Since Iíve been watching a lot of ďSex and the CityĒ reruns lately (on various stations--seems itís always on someplace), I will begin my article with a rhetorical question, like Carrie Bradshaw usually does:
Is birding getting more popular?
Usually, itís hard to find any mention of birding in the mainstream media at all. Many times Iíve done an internet search for birds on Google news and have found--well, nothing. But this last couple of weeks, birding seems to be back in the spotlight. So is this odd sport having a spike in interest, like figure skating in the 1990ís?
Item 1: The Big Year movie. Three big stars (Owen Wilson, Steve Martin and Jack Black) star in a movie about a birding competition. This is the first major birding movie ever. On the other hand. . .
Item 2: The Big Year movieís box office. Unfortunately, this movie bombed and disappeared before I could ever get to see it. It is not playing anywhere in my state of NJ. Itís not even in the arthouses of New York, which will often show the less popular movies. It is gone.
What was the reason for this box office disaster? Many sources say that it is too hard to sell a movie about competitive bird watching to the general public. Is that true?
Until the DVD comes out (which should be in about a week or so, given the horrible take at the box office), I cannot say if the fault is with the theme of the movie or its execution.. The reviews were not great, although they werenít terrible, either. Many pointed out that it was more about three men with mid-life crises than about birds or birding. Would the movie had done better if men with mid-life crises were competing in something else, like collecting old gas cans or something? We may never know.
Greg Miller, who was played by Jack Black in the film (though the name was changed, I believe), wrote about his disappointment in his blog. He loved the film itself, though, as did many others who replied on his message board.
Will there ever be a birding movie that earns as much as Avatar or Gone With the Wind? I doubt it. Will there be one thatís a modest hit and recoups its investment? Maybe. But I think it might do better to star more ďupscaleĒ actors like Colin Firth. The upper-middle class types who fill out the ranks of birders possibly donít like slapstick comedians.

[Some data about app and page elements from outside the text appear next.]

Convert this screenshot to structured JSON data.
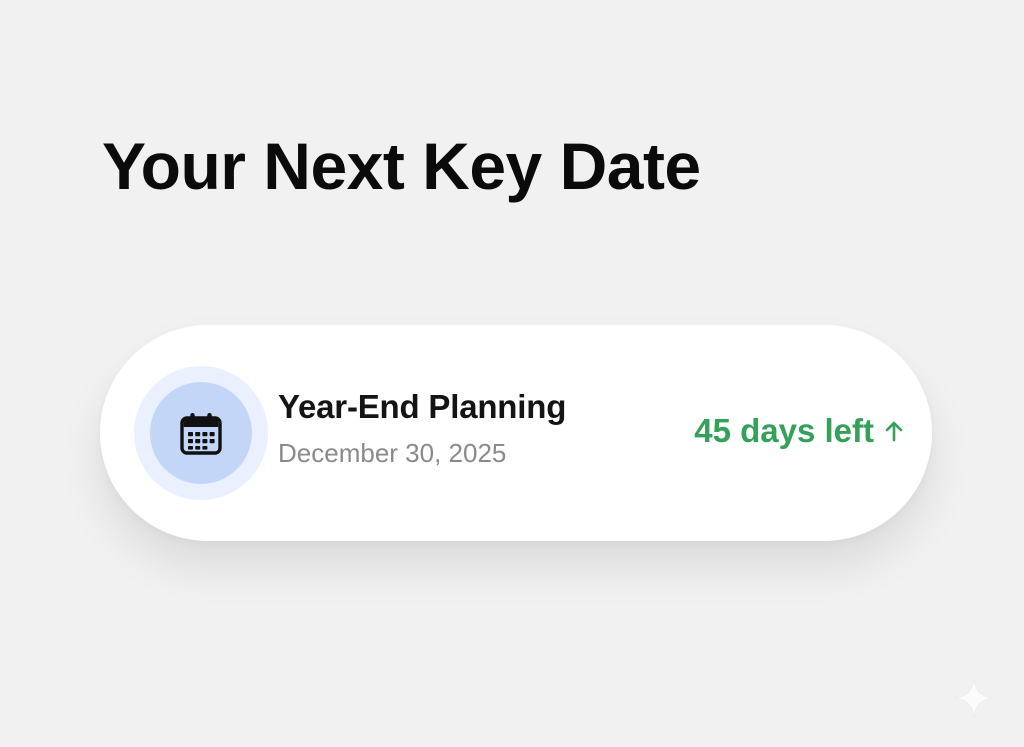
{
  "page": {
    "title": "Your Next Key Date"
  },
  "key_date": {
    "icon": "calendar-icon",
    "event_name": "Year-End Planning",
    "event_date": "December 30, 2025",
    "countdown_text": "45 days left",
    "countdown_icon": "arrow-up-icon"
  },
  "colors": {
    "background": "#f1f1f1",
    "card": "#ffffff",
    "icon_disc": "#c3d6f8",
    "icon_ring": "#eaf0fd",
    "countdown_green": "#35a05a",
    "secondary_text": "#8a8a8a"
  },
  "decorations": {
    "corner_mark_icon": "sparkle-icon"
  }
}
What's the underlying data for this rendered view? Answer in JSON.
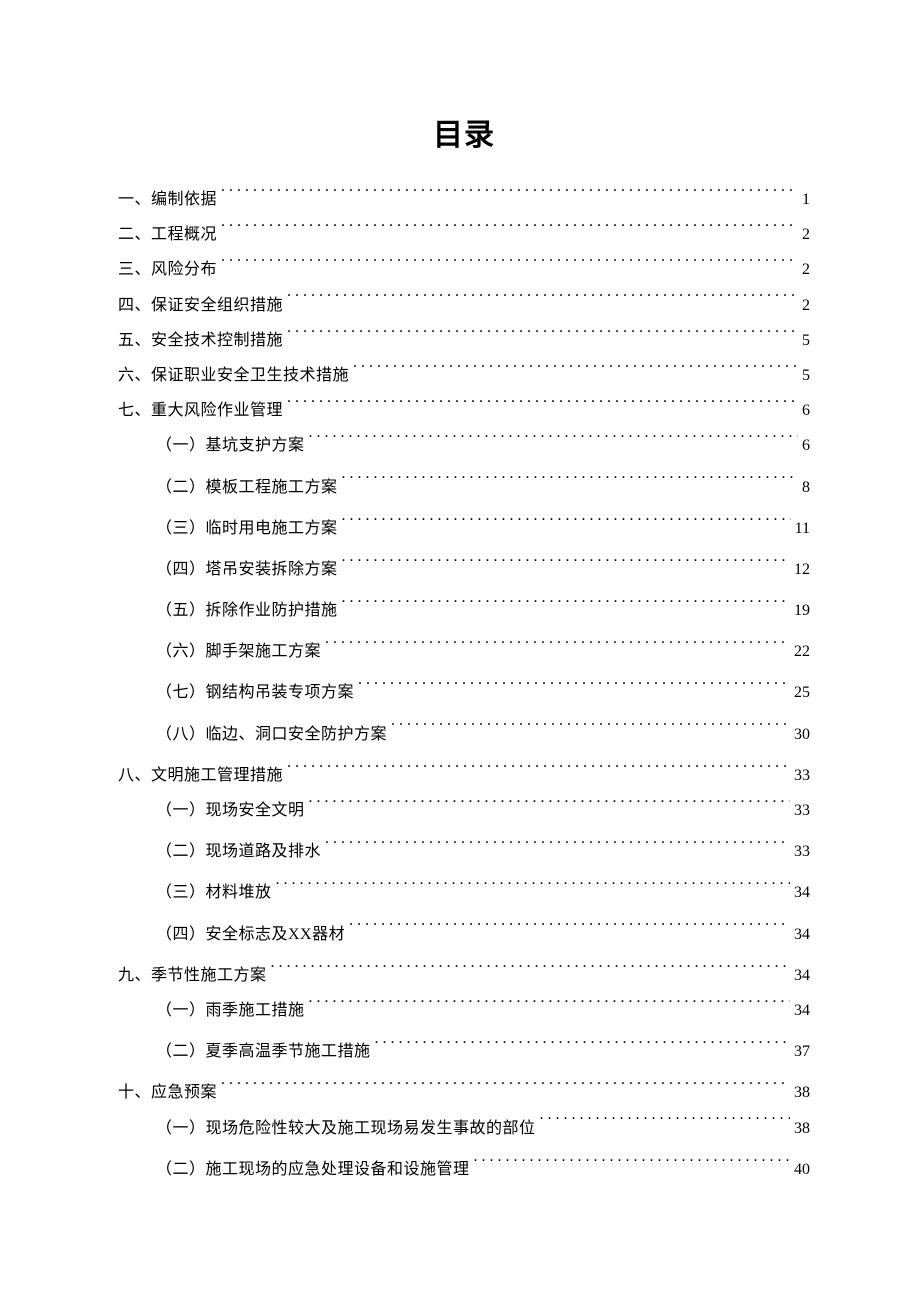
{
  "title": "目录",
  "entries": [
    {
      "label": "一、编制依据",
      "page": "1",
      "level": 0,
      "gap": false
    },
    {
      "label": "二、工程概况",
      "page": "2",
      "level": 0,
      "gap": false
    },
    {
      "label": "三、风险分布",
      "page": "2",
      "level": 0,
      "gap": false
    },
    {
      "label": "四、保证安全组织措施",
      "page": "2",
      "level": 0,
      "gap": false
    },
    {
      "label": "五、安全技术控制措施",
      "page": "5",
      "level": 0,
      "gap": false
    },
    {
      "label": "六、保证职业安全卫生技术措施",
      "page": "5",
      "level": 0,
      "gap": false
    },
    {
      "label": "七、重大风险作业管理",
      "page": "6",
      "level": 0,
      "gap": false
    },
    {
      "label": "（一）基坑支护方案",
      "page": "6",
      "level": 1,
      "gap": false
    },
    {
      "label": "（二）模板工程施工方案",
      "page": "8",
      "level": 1,
      "gap": true
    },
    {
      "label": "（三）临时用电施工方案",
      "page": "11",
      "level": 1,
      "gap": true
    },
    {
      "label": "（四）塔吊安装拆除方案",
      "page": "12",
      "level": 1,
      "gap": true
    },
    {
      "label": "（五）拆除作业防护措施",
      "page": "19",
      "level": 1,
      "gap": true
    },
    {
      "label": "（六）脚手架施工方案",
      "page": "22",
      "level": 1,
      "gap": true
    },
    {
      "label": "（七）钢结构吊装专项方案",
      "page": "25",
      "level": 1,
      "gap": true
    },
    {
      "label": "（八）临边、洞口安全防护方案",
      "page": "30",
      "level": 1,
      "gap": true
    },
    {
      "label": "八、文明施工管理措施",
      "page": "33",
      "level": 0,
      "gap": true
    },
    {
      "label": "（一）现场安全文明",
      "page": "33",
      "level": 1,
      "gap": false
    },
    {
      "label": "（二）现场道路及排水",
      "page": "33",
      "level": 1,
      "gap": true
    },
    {
      "label": "（三）材料堆放",
      "page": "34",
      "level": 1,
      "gap": true
    },
    {
      "label": "（四）安全标志及XX器材",
      "page": "34",
      "level": 1,
      "gap": true
    },
    {
      "label": "九、季节性施工方案",
      "page": "34",
      "level": 0,
      "gap": true
    },
    {
      "label": "（一）雨季施工措施",
      "page": "34",
      "level": 1,
      "gap": false
    },
    {
      "label": "（二）夏季高温季节施工措施",
      "page": "37",
      "level": 1,
      "gap": true
    },
    {
      "label": "十、应急预案",
      "page": "38",
      "level": 0,
      "gap": true
    },
    {
      "label": "（一）现场危险性较大及施工现场易发生事故的部位",
      "page": "38",
      "level": 1,
      "gap": false
    },
    {
      "label": "（二）施工现场的应急处理设备和设施管理",
      "page": "40",
      "level": 1,
      "gap": true
    }
  ]
}
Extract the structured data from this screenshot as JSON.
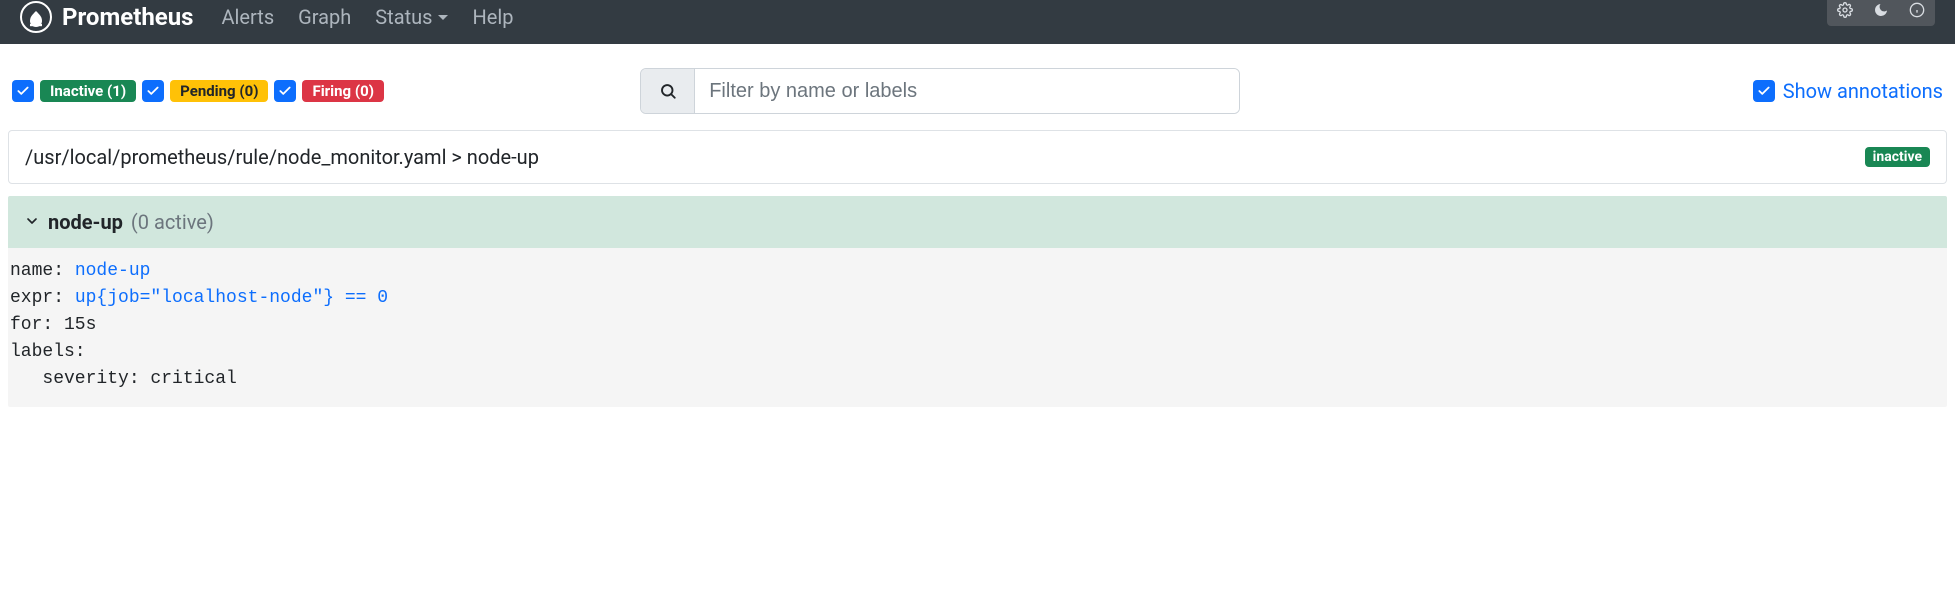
{
  "nav": {
    "brand": "Prometheus",
    "links": [
      "Alerts",
      "Graph",
      "Status",
      "Help"
    ],
    "status_has_dropdown": true
  },
  "filters": {
    "inactive_label": "Inactive (1)",
    "pending_label": "Pending (0)",
    "firing_label": "Firing (0)"
  },
  "search": {
    "placeholder": "Filter by name or labels",
    "value": ""
  },
  "show_annotations": {
    "label": "Show annotations",
    "checked": true
  },
  "rule_file": {
    "path": "/usr/local/prometheus/rule/node_monitor.yaml > node-up",
    "status": "inactive"
  },
  "group": {
    "name": "node-up",
    "active_text": "(0 active)"
  },
  "rule": {
    "name_line": "name: ",
    "name_value": "node-up",
    "expr_line": "expr: ",
    "expr_value": "up{job=\"localhost-node\"} == 0",
    "for_line": "for: 15s",
    "labels_line": "labels:",
    "severity_line": "   severity: critical"
  },
  "icons": {
    "gear": "gear-icon",
    "moon": "moon-icon",
    "info": "info-icon",
    "search": "search-icon",
    "chev": "chevron-down-icon"
  }
}
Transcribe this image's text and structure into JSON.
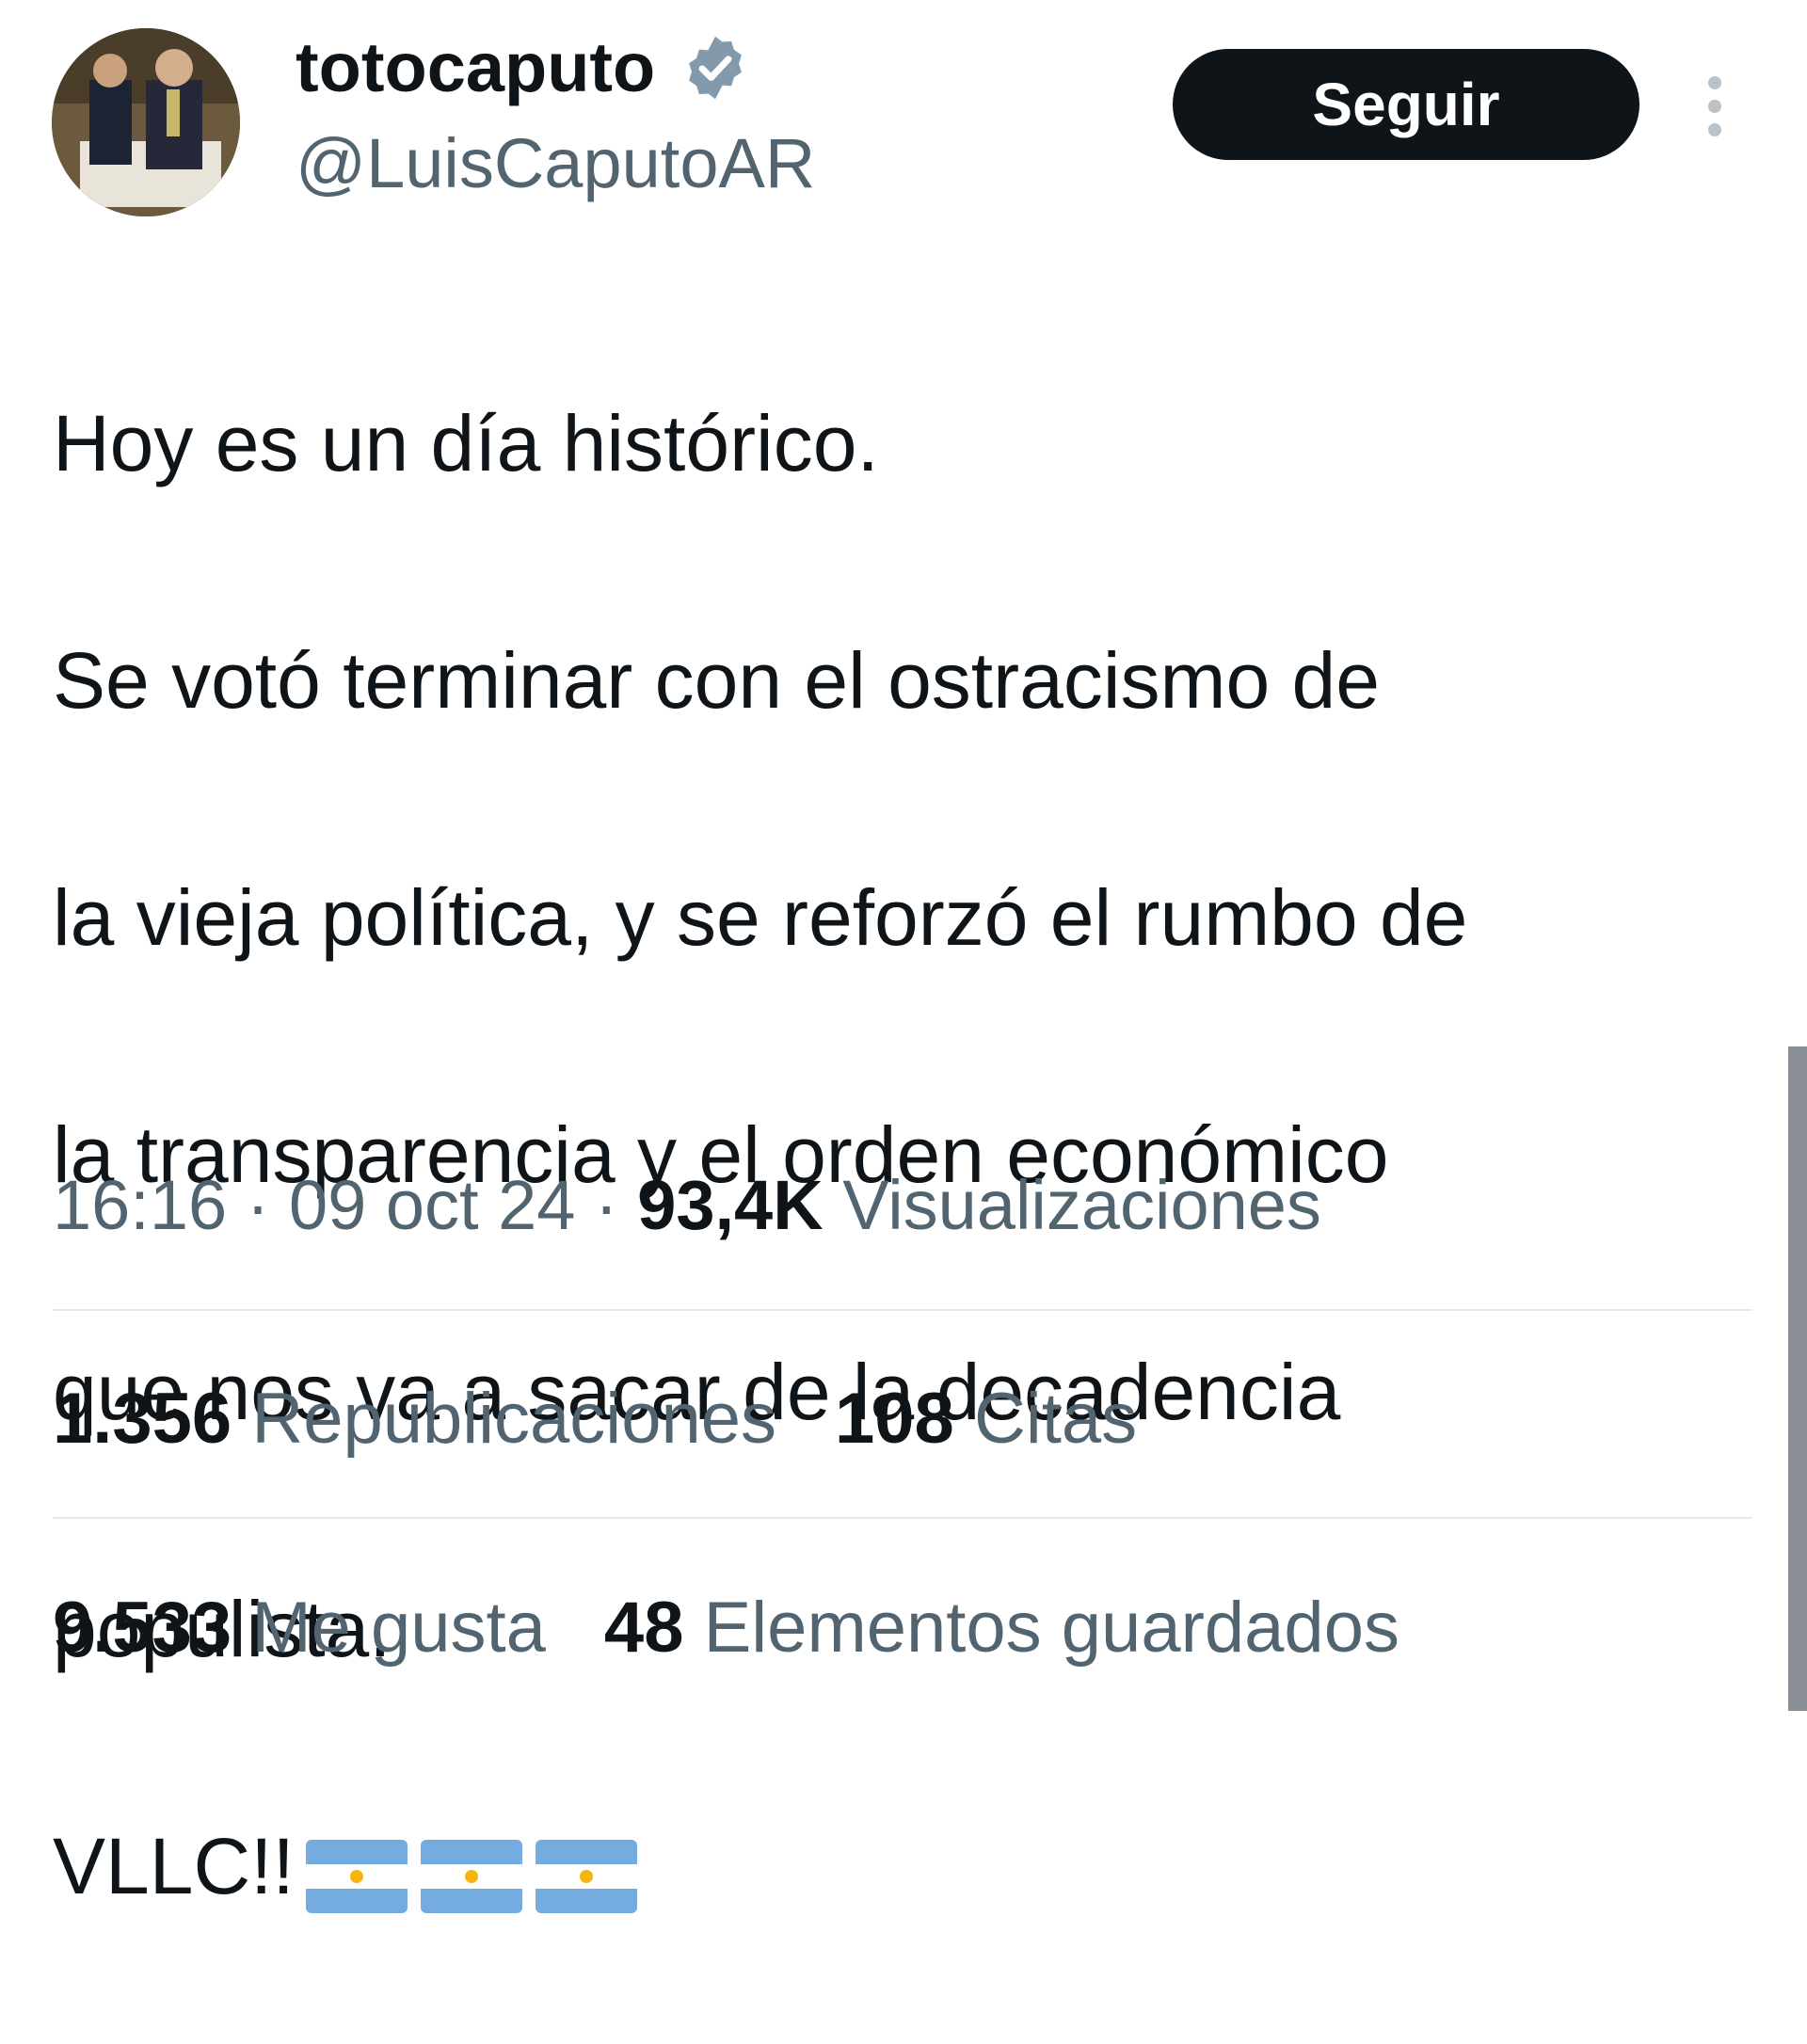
{
  "author": {
    "display_name": "totocaputo",
    "handle": "@LuisCaputoAR",
    "verified_icon": "verified-badge-icon"
  },
  "follow_button": {
    "label": "Seguir"
  },
  "tweet": {
    "lines": [
      "Hoy es un día histórico.",
      "Se votó terminar con el ostracismo de",
      "la vieja política, y se reforzó el rumbo de",
      "la transparencia y el orden económico",
      "que nos va a sacar de la decadencia",
      "populista."
    ],
    "closing": "VLLC!!",
    "emoji": [
      "argentina-flag-icon",
      "argentina-flag-icon",
      "argentina-flag-icon"
    ]
  },
  "meta": {
    "time": "16:16",
    "separator": " · ",
    "date": "09 oct 24",
    "views_count": "93,4K",
    "views_label": "Visualizaciones"
  },
  "stats": {
    "reposts_count": "1.356",
    "reposts_label": "Republicaciones",
    "quotes_count": "108",
    "quotes_label": "Citas",
    "likes_count": "9.533",
    "likes_label": "Me gusta",
    "bookmarks_count": "48",
    "bookmarks_label": "Elementos guardados"
  },
  "colors": {
    "text_primary": "#0f1419",
    "text_secondary": "#536471",
    "button_bg": "#0f1419",
    "verified_badge": "#829aab",
    "flag_blue": "#74acdf",
    "flag_sun": "#f6b40e"
  }
}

Item 3: A new bird photography club. My hometown of Bayonne, NJ, is better known for its weird smells than its birds. Iíve always known differently, however. Although it is an industrial city, it is surrounded by relatively clean water and salt marshes, which attract a lot of wading birds and waterfowl. Twenty years ago I tried to do a masters thesis on these birds, but it didnít go very far. Now, however, a group of citizens from Bayonne have formed a nature photography club and are conducting bird walks in one of the parks. I canít go to the walks, which must be aimed at seniors or the unemployed, but I am planning on entering the photo contest. I would offer some bird photography tips, but I donít know any yet! Maybe next time.
So is birding as a hobby on the rise or decline? Itís hard to tell. Maybe an surge in interest at the local club level doesnít translate into Hollywood success. Or maybe the failure of this movie was just an odd fluke. Whatever the reason, though, the hobby of birding will always be around.